- Assigned task: Nothing but a number is wanted here: the tally of lines in the material below that include "value".

- Data provided:

▼▼▼

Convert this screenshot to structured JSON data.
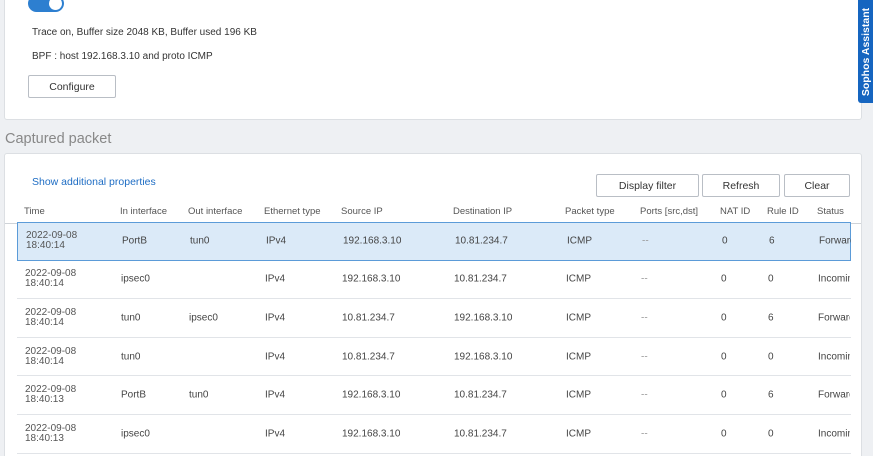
{
  "trace": {
    "status_line": "Trace on, Buffer size 2048 KB, Buffer used 196 KB",
    "bpf_line": "BPF : host 192.168.3.10 and proto ICMP",
    "configure_label": "Configure"
  },
  "side_tab": {
    "label": "Sophos Assistant"
  },
  "section": {
    "title": "Captured packet"
  },
  "table_toolbar": {
    "show_props_label": "Show additional properties",
    "display_filter_label": "Display filter",
    "refresh_label": "Refresh",
    "clear_label": "Clear"
  },
  "columns": [
    "Time",
    "In interface",
    "Out interface",
    "Ethernet type",
    "Source IP",
    "Destination IP",
    "Packet type",
    "Ports [src,dst]",
    "NAT ID",
    "Rule ID",
    "Status"
  ],
  "rows": [
    {
      "date": "2022-09-08",
      "time": "18:40:14",
      "in": "PortB",
      "out": "tun0",
      "eth": "IPv4",
      "src": "192.168.3.10",
      "dst": "10.81.234.7",
      "ptype": "ICMP",
      "ports": "--",
      "nat": "0",
      "rule": "6",
      "status": "Forwarded"
    },
    {
      "date": "2022-09-08",
      "time": "18:40:14",
      "in": "ipsec0",
      "out": "",
      "eth": "IPv4",
      "src": "192.168.3.10",
      "dst": "10.81.234.7",
      "ptype": "ICMP",
      "ports": "--",
      "nat": "0",
      "rule": "0",
      "status": "Incoming"
    },
    {
      "date": "2022-09-08",
      "time": "18:40:14",
      "in": "tun0",
      "out": "ipsec0",
      "eth": "IPv4",
      "src": "10.81.234.7",
      "dst": "192.168.3.10",
      "ptype": "ICMP",
      "ports": "--",
      "nat": "0",
      "rule": "6",
      "status": "Forwarded"
    },
    {
      "date": "2022-09-08",
      "time": "18:40:14",
      "in": "tun0",
      "out": "",
      "eth": "IPv4",
      "src": "10.81.234.7",
      "dst": "192.168.3.10",
      "ptype": "ICMP",
      "ports": "--",
      "nat": "0",
      "rule": "0",
      "status": "Incoming"
    },
    {
      "date": "2022-09-08",
      "time": "18:40:13",
      "in": "PortB",
      "out": "tun0",
      "eth": "IPv4",
      "src": "192.168.3.10",
      "dst": "10.81.234.7",
      "ptype": "ICMP",
      "ports": "--",
      "nat": "0",
      "rule": "6",
      "status": "Forwarded"
    },
    {
      "date": "2022-09-08",
      "time": "18:40:13",
      "in": "ipsec0",
      "out": "",
      "eth": "IPv4",
      "src": "192.168.3.10",
      "dst": "10.81.234.7",
      "ptype": "ICMP",
      "ports": "--",
      "nat": "0",
      "rule": "0",
      "status": "Incoming"
    }
  ],
  "selected_row": 0,
  "colors": {
    "accent": "#2d7fd0",
    "link": "#1e6dc4",
    "side_tab": "#1565c0",
    "selected_bg": "#dbeaf8"
  }
}
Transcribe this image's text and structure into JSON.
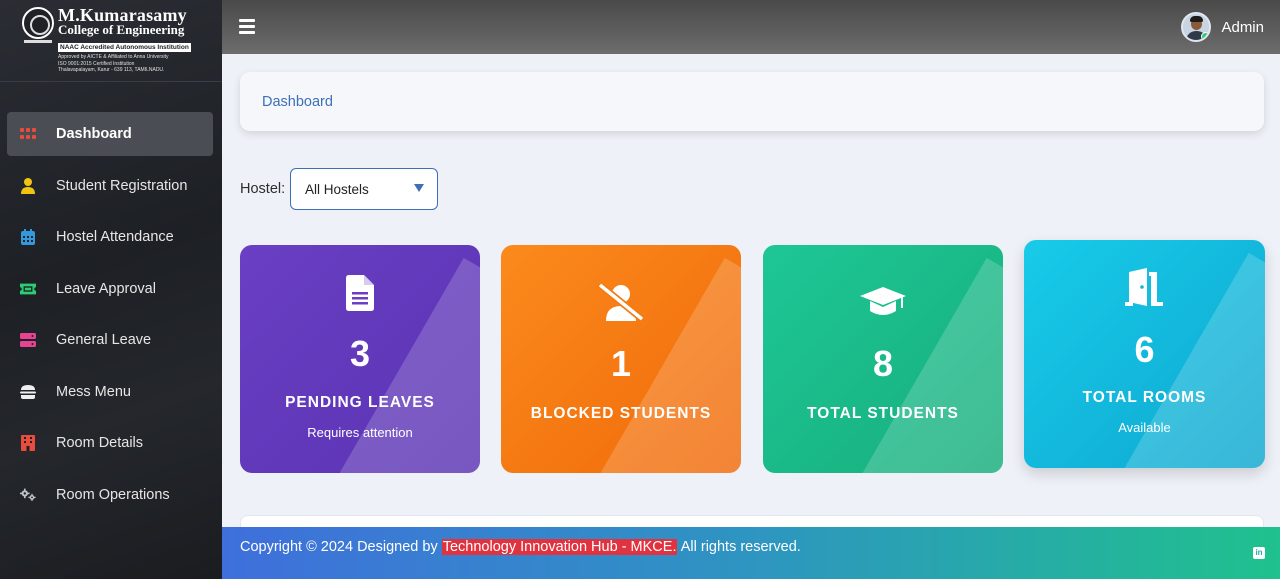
{
  "logo": {
    "name": "M.Kumarasamy",
    "subtitle": "College of Engineering",
    "accreditation": "NAAC Accredited Autonomous Institution",
    "line1": "Approved by AICTE & Affiliated to Anna University",
    "line2": "ISO 9001:2015 Certified Institution",
    "line3": "Thalavapalayam, Karur - 639 113, TAMILNADU."
  },
  "sidebar": {
    "items": [
      {
        "label": "Dashboard",
        "icon": "dashboard-grid-icon",
        "color": "#e74c3c",
        "active": true
      },
      {
        "label": "Student Registration",
        "icon": "user-icon",
        "color": "#f1c40f"
      },
      {
        "label": "Hostel Attendance",
        "icon": "calendar-icon",
        "color": "#3498db"
      },
      {
        "label": "Leave Approval",
        "icon": "ticket-icon",
        "color": "#2ecc71"
      },
      {
        "label": "General Leave",
        "icon": "server-icon",
        "color": "#e84393"
      },
      {
        "label": "Mess Menu",
        "icon": "burger-icon",
        "color": "#ecf0f1"
      },
      {
        "label": "Room Details",
        "icon": "building-icon",
        "color": "#e74c3c"
      },
      {
        "label": "Room Operations",
        "icon": "cogs-icon",
        "color": "#bdc3c7"
      }
    ]
  },
  "topbar": {
    "user": "Admin"
  },
  "breadcrumb": {
    "label": "Dashboard"
  },
  "filter": {
    "label": "Hostel:",
    "selected": "All Hostels"
  },
  "cards": [
    {
      "value": "3",
      "label": "PENDING LEAVES",
      "sub": "Requires attention",
      "icon": "file-icon"
    },
    {
      "value": "1",
      "label": "BLOCKED STUDENTS",
      "sub": "",
      "icon": "user-slash-icon"
    },
    {
      "value": "8",
      "label": "TOTAL STUDENTS",
      "sub": "",
      "icon": "graduation-cap-icon"
    },
    {
      "value": "6",
      "label": "TOTAL ROOMS",
      "sub": "Available",
      "icon": "door-icon"
    }
  ],
  "footer": {
    "prefix": "Copyright © 2024 Designed by",
    "highlight": "Technology Innovation Hub - MKCE.",
    "suffix": "All rights reserved.",
    "social": "in"
  }
}
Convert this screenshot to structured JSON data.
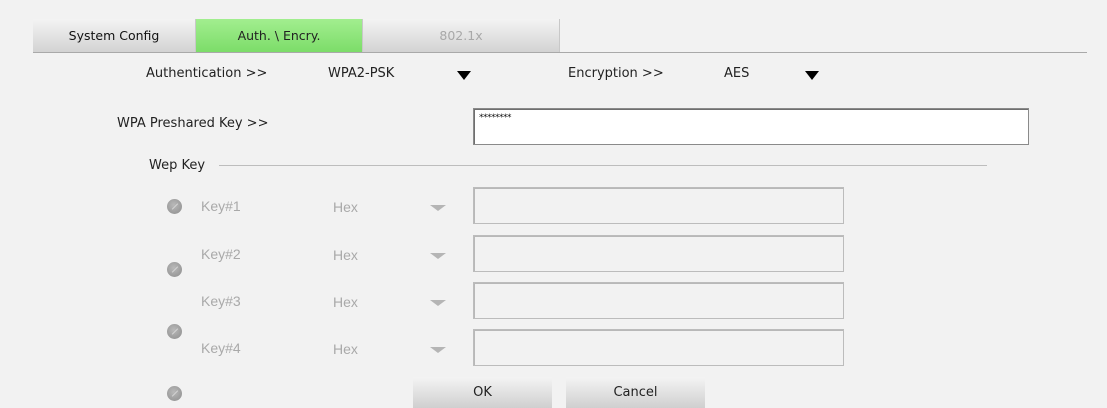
{
  "tabs": [
    {
      "label": "System Config",
      "state": "normal"
    },
    {
      "label": "Auth. \\ Encry.",
      "state": "active",
      "color": "#8ee57a"
    },
    {
      "label": "802.1x",
      "state": "disabled"
    }
  ],
  "auth": {
    "label": "Authentication >>",
    "value": "WPA2-PSK"
  },
  "encryption": {
    "label": "Encryption >>",
    "value": "AES"
  },
  "psk": {
    "label": "WPA Preshared Key >>",
    "value": "********"
  },
  "wep": {
    "legend": "Wep Key",
    "keys": [
      {
        "label": "Key#1",
        "format": "Hex",
        "value": ""
      },
      {
        "label": "Key#2",
        "format": "Hex",
        "value": ""
      },
      {
        "label": "Key#3",
        "format": "Hex",
        "value": ""
      },
      {
        "label": "Key#4",
        "format": "Hex",
        "value": ""
      }
    ]
  },
  "buttons": {
    "ok": "OK",
    "cancel": "Cancel"
  }
}
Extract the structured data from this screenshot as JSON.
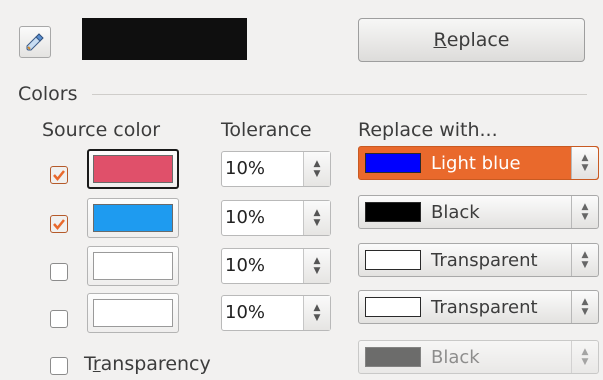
{
  "toolbar": {
    "pipette_icon": "pipette-icon",
    "preview_color": "#0f0f0f",
    "replace_button": {
      "pre": "",
      "accel": "R",
      "post": "eplace"
    }
  },
  "colors_section": {
    "title": "Colors",
    "headers": {
      "source": "Source color",
      "tolerance": "Tolerance",
      "replace_with": "Replace with..."
    },
    "rows": [
      {
        "checked": true,
        "source_color": "#e0506a",
        "tolerance": "10%",
        "replace_name": "Light blue",
        "replace_color": "#0000ff",
        "focused": true
      },
      {
        "checked": true,
        "source_color": "#1e9bf0",
        "tolerance": "10%",
        "replace_name": "Black",
        "replace_color": "#000000",
        "focused": false
      },
      {
        "checked": false,
        "source_color": "#ffffff",
        "tolerance": "10%",
        "replace_name": "Transparent",
        "replace_color": "#ffffff",
        "focused": false
      },
      {
        "checked": false,
        "source_color": "#ffffff",
        "tolerance": "10%",
        "replace_name": "Transparent",
        "replace_color": "#ffffff",
        "focused": false
      }
    ],
    "transparency": {
      "checked": false,
      "label_pre": "T",
      "label_accel": "r",
      "label_post": "ansparency",
      "replace_name": "Black",
      "replace_color": "#000000"
    }
  },
  "accent_color": "#e9692c"
}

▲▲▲

- Answer space: 11